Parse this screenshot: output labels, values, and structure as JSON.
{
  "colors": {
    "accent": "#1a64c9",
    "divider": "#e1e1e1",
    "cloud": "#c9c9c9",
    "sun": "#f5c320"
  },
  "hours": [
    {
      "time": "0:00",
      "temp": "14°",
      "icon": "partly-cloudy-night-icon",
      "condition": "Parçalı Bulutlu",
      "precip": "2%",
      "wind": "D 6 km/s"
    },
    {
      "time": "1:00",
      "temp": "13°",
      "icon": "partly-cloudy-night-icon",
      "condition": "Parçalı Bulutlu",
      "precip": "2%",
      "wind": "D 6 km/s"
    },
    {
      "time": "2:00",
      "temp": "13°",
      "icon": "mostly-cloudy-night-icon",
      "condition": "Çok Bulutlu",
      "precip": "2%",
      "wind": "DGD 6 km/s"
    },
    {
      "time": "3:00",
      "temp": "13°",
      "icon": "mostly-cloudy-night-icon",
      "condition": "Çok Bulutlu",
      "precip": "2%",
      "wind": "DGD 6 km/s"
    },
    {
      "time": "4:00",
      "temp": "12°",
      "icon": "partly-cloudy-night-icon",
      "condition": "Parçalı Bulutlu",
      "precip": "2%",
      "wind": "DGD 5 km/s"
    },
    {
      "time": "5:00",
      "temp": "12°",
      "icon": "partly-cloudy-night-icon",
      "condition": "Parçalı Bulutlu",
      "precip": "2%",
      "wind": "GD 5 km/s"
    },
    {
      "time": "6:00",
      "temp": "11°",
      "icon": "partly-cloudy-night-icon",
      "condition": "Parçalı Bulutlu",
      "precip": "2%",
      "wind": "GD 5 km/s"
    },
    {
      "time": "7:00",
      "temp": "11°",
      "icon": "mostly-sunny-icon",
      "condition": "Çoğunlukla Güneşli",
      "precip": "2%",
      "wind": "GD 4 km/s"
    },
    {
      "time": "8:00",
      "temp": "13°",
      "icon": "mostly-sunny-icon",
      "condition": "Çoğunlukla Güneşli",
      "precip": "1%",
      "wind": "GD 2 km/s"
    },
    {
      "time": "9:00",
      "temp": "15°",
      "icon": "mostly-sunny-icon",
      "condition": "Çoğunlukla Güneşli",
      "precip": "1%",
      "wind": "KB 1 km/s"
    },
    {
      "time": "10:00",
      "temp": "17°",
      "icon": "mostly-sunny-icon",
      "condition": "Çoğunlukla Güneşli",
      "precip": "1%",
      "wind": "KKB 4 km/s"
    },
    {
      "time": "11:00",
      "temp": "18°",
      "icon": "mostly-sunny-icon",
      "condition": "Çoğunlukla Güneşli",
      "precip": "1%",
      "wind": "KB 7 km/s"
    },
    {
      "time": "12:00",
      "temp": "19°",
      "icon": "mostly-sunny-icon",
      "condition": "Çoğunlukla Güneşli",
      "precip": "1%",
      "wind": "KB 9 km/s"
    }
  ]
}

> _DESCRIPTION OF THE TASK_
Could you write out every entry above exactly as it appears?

> _RESPONSE TO THIS TASK_
Parse this screenshot: output labels, values, and structure as JSON.
{
  "colors": {
    "accent": "#1a64c9",
    "divider": "#e1e1e1",
    "cloud": "#c9c9c9",
    "sun": "#f5c320"
  },
  "hours": [
    {
      "time": "0:00",
      "temp": "14°",
      "icon": "partly-cloudy-night-icon",
      "condition": "Parçalı Bulutlu",
      "precip": "2%",
      "wind": "D 6 km/s"
    },
    {
      "time": "1:00",
      "temp": "13°",
      "icon": "partly-cloudy-night-icon",
      "condition": "Parçalı Bulutlu",
      "precip": "2%",
      "wind": "D 6 km/s"
    },
    {
      "time": "2:00",
      "temp": "13°",
      "icon": "mostly-cloudy-night-icon",
      "condition": "Çok Bulutlu",
      "precip": "2%",
      "wind": "DGD 6 km/s"
    },
    {
      "time": "3:00",
      "temp": "13°",
      "icon": "mostly-cloudy-night-icon",
      "condition": "Çok Bulutlu",
      "precip": "2%",
      "wind": "DGD 6 km/s"
    },
    {
      "time": "4:00",
      "temp": "12°",
      "icon": "partly-cloudy-night-icon",
      "condition": "Parçalı Bulutlu",
      "precip": "2%",
      "wind": "DGD 5 km/s"
    },
    {
      "time": "5:00",
      "temp": "12°",
      "icon": "partly-cloudy-night-icon",
      "condition": "Parçalı Bulutlu",
      "precip": "2%",
      "wind": "GD 5 km/s"
    },
    {
      "time": "6:00",
      "temp": "11°",
      "icon": "partly-cloudy-night-icon",
      "condition": "Parçalı Bulutlu",
      "precip": "2%",
      "wind": "GD 5 km/s"
    },
    {
      "time": "7:00",
      "temp": "11°",
      "icon": "mostly-sunny-icon",
      "condition": "Çoğunlukla Güneşli",
      "precip": "2%",
      "wind": "GD 4 km/s"
    },
    {
      "time": "8:00",
      "temp": "13°",
      "icon": "mostly-sunny-icon",
      "condition": "Çoğunlukla Güneşli",
      "precip": "1%",
      "wind": "GD 2 km/s"
    },
    {
      "time": "9:00",
      "temp": "15°",
      "icon": "mostly-sunny-icon",
      "condition": "Çoğunlukla Güneşli",
      "precip": "1%",
      "wind": "KB 1 km/s"
    },
    {
      "time": "10:00",
      "temp": "17°",
      "icon": "mostly-sunny-icon",
      "condition": "Çoğunlukla Güneşli",
      "precip": "1%",
      "wind": "KKB 4 km/s"
    },
    {
      "time": "11:00",
      "temp": "18°",
      "icon": "mostly-sunny-icon",
      "condition": "Çoğunlukla Güneşli",
      "precip": "1%",
      "wind": "KB 7 km/s"
    },
    {
      "time": "12:00",
      "temp": "19°",
      "icon": "mostly-sunny-icon",
      "condition": "Çoğunlukla Güneşli",
      "precip": "1%",
      "wind": "KB 9 km/s"
    }
  ]
}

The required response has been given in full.